--- START ---

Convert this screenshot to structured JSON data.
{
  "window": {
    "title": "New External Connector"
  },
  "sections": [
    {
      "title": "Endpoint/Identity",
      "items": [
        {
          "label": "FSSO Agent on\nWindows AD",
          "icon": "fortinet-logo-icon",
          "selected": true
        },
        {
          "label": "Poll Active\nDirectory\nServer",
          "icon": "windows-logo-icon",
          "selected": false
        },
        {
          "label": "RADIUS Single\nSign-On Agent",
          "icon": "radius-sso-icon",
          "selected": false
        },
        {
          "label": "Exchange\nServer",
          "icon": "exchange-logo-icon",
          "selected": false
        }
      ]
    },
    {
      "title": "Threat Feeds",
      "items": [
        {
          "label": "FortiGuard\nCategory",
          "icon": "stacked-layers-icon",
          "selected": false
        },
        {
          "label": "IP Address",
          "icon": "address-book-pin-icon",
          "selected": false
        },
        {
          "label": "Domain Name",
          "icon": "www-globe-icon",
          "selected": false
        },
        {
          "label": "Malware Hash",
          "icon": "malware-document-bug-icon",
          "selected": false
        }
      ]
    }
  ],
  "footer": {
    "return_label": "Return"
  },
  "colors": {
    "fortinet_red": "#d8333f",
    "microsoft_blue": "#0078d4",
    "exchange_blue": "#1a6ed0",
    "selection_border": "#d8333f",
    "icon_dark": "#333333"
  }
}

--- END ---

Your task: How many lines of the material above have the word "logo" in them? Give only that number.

Task answer: 3